(Data excerpts)
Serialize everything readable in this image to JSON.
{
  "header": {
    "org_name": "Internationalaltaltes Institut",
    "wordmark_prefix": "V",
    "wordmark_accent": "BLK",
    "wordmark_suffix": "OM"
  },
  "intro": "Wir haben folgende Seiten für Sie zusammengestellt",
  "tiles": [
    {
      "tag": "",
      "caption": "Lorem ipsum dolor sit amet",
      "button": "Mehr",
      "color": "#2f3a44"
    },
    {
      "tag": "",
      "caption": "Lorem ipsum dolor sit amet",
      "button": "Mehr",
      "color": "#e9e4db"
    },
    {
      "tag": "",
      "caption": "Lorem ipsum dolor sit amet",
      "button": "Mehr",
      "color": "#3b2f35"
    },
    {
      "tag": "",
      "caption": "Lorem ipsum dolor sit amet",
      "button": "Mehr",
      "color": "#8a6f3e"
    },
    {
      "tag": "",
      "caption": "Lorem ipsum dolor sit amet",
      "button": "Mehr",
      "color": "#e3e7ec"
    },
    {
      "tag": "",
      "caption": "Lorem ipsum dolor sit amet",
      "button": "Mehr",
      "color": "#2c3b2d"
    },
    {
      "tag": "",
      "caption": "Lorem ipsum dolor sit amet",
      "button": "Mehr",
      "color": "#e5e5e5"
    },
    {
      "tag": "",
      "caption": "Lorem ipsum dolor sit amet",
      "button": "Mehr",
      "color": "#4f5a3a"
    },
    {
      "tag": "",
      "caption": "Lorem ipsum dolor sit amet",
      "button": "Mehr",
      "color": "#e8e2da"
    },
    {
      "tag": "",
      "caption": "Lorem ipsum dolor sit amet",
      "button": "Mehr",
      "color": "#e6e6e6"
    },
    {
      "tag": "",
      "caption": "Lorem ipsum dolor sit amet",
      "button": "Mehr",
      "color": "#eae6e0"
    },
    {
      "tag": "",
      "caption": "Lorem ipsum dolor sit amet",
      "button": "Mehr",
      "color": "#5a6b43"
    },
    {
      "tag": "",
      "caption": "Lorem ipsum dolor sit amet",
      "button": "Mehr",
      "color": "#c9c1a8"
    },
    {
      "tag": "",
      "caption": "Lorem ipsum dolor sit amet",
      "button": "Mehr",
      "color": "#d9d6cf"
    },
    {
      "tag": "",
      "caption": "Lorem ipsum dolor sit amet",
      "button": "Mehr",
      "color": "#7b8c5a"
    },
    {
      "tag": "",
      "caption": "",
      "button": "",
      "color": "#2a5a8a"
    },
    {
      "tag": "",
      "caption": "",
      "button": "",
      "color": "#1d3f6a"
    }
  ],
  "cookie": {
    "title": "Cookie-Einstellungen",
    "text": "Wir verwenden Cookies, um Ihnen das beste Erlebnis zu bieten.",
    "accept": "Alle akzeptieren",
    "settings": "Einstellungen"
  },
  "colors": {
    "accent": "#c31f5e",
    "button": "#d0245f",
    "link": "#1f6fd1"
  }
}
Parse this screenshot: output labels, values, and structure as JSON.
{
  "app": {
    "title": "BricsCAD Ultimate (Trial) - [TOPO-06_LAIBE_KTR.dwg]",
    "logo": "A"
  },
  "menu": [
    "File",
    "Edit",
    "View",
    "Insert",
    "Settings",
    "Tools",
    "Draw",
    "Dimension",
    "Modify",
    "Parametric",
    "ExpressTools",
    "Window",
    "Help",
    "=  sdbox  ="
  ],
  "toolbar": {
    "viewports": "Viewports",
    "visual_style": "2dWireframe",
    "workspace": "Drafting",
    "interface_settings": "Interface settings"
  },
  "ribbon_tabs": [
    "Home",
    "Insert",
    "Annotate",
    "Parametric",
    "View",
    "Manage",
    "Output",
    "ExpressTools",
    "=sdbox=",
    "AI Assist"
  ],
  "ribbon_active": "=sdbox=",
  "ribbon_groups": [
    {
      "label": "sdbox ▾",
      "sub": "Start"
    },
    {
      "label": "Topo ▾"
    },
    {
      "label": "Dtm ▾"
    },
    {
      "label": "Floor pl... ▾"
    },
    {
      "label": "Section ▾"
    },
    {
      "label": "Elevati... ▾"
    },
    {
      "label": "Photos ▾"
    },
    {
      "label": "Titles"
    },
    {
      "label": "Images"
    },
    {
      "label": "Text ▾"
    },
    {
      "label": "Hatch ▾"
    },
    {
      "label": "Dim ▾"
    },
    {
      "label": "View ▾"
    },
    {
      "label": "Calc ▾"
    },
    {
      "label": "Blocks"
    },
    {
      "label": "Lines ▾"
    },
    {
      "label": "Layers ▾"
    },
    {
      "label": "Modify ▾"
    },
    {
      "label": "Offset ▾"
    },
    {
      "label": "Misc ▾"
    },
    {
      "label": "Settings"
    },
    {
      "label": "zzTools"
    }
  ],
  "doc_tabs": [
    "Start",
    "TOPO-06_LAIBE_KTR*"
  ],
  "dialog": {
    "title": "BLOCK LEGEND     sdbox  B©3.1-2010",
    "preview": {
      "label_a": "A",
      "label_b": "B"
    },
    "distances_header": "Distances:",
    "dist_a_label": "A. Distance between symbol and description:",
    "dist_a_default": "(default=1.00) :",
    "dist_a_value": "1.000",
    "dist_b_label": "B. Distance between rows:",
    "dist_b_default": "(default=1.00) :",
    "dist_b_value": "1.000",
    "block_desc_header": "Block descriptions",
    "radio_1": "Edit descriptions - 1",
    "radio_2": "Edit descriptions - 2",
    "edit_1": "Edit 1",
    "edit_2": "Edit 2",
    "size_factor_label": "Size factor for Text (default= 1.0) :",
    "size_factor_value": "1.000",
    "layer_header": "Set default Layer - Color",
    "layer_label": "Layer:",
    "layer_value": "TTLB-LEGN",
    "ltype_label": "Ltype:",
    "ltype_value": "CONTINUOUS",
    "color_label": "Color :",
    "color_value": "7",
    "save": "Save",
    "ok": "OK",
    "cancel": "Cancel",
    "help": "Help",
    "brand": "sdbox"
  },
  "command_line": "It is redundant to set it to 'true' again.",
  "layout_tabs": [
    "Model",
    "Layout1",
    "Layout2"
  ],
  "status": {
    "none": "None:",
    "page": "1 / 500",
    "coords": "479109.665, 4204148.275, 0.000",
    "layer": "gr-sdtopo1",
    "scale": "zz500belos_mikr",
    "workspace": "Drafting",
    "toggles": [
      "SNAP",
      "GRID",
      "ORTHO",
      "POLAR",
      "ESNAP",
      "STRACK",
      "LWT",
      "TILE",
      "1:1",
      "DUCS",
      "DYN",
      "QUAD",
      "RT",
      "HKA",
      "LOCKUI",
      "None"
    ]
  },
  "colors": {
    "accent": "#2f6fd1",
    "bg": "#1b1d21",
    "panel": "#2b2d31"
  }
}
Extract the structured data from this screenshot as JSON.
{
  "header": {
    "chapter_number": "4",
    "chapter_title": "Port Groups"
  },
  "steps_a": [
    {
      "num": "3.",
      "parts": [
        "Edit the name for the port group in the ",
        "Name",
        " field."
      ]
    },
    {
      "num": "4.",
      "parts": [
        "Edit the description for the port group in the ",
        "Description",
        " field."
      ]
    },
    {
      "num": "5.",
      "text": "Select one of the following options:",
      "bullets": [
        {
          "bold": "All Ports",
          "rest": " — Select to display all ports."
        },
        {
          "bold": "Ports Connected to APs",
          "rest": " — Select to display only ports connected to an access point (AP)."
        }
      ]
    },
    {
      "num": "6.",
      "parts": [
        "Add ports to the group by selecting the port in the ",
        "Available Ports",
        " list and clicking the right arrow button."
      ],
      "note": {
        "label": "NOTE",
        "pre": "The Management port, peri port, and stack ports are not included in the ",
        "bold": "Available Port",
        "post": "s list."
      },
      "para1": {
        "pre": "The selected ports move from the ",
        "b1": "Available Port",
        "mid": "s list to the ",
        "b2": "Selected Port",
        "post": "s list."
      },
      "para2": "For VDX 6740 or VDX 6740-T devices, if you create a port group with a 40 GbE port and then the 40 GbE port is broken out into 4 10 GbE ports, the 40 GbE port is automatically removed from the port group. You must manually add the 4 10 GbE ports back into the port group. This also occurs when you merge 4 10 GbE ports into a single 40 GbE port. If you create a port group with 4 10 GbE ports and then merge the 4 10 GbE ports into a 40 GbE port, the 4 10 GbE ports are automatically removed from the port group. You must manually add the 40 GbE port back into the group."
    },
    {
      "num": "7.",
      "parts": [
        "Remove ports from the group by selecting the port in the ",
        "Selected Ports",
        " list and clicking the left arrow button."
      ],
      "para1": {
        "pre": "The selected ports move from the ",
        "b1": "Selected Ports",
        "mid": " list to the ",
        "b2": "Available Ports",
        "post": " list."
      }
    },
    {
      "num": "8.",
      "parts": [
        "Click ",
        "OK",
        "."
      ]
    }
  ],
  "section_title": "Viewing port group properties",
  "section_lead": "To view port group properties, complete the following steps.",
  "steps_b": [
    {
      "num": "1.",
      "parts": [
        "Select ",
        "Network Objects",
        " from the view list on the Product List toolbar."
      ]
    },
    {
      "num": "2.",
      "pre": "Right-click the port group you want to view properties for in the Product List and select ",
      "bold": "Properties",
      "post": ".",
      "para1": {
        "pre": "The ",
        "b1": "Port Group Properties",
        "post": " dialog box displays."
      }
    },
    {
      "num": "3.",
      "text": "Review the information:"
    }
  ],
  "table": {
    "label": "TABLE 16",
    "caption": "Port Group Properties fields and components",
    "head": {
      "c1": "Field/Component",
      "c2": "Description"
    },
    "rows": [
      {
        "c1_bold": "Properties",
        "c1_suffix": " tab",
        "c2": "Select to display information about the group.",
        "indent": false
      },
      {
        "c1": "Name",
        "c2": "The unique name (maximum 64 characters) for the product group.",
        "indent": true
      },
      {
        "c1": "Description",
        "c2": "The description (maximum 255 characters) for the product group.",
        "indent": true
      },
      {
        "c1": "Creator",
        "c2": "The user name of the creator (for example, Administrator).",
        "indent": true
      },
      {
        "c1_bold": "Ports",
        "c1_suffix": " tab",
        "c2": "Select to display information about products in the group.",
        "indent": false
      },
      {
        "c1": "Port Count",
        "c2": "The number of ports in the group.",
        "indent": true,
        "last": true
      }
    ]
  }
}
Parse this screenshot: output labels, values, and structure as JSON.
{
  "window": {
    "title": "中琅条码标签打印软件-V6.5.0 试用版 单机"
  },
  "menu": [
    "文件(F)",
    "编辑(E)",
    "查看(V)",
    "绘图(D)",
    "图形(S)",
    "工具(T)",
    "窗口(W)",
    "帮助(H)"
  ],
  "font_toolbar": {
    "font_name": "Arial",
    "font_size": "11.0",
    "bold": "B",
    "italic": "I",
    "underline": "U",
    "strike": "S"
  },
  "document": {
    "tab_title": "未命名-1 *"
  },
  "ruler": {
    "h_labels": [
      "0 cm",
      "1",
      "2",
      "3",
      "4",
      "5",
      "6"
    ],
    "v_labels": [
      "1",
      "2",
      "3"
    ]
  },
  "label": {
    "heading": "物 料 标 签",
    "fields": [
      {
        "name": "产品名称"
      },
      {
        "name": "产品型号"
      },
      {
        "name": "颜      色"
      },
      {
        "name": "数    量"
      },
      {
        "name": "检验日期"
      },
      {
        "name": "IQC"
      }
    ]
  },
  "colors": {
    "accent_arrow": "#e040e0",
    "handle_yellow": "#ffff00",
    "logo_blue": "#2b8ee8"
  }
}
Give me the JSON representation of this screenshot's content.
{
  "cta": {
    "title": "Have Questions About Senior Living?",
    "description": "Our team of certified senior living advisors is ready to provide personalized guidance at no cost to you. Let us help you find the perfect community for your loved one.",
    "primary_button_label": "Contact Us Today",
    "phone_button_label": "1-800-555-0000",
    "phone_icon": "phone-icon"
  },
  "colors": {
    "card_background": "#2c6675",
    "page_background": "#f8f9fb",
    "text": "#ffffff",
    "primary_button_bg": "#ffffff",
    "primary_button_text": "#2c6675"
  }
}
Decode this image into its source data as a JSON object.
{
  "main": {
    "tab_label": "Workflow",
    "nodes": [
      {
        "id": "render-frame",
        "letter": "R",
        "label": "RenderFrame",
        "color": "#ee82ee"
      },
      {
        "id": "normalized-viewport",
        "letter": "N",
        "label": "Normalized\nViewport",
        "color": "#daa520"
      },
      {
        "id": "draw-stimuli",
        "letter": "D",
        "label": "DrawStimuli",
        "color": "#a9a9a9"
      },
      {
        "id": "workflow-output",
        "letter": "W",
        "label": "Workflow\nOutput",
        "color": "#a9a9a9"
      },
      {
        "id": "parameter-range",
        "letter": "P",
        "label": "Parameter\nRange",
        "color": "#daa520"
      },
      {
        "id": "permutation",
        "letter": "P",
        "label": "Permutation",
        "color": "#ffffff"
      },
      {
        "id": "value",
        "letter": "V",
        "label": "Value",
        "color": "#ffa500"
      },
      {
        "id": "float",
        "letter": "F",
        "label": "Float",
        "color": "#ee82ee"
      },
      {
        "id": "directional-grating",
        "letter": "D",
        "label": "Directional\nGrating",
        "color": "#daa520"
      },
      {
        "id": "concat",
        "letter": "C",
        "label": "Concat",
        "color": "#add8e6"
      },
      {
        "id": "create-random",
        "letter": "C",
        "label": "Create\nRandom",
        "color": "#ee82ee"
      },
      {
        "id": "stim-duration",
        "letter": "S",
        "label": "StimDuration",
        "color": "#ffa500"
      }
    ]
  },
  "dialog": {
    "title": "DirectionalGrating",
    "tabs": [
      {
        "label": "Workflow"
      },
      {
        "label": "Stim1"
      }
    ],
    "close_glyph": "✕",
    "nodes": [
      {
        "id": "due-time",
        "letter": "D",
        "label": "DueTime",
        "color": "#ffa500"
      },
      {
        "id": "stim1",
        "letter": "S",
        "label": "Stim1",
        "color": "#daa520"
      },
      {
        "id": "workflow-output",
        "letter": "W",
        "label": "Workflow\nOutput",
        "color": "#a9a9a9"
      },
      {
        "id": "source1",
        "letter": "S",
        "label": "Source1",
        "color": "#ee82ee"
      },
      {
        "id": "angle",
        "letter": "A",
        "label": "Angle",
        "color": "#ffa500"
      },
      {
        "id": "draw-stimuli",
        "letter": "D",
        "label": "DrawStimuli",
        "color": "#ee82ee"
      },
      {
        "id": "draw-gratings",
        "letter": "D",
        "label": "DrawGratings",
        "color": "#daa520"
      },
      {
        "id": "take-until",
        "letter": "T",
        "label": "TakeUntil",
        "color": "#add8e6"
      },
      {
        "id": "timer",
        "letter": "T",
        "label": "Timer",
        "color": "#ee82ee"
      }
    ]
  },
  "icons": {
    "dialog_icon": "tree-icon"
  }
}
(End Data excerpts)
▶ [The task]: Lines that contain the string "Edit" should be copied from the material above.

▶ [Exercise response]:
    "Edit",
    "radio_1": "Edit descriptions - 1",
    "radio_2": "Edit descriptions - 2",
    "edit_1": "Edit 1",
    "edit_2": "Edit 2",
        "Edit the name for the port group in the ",
        "Edit the description for the port group in the ",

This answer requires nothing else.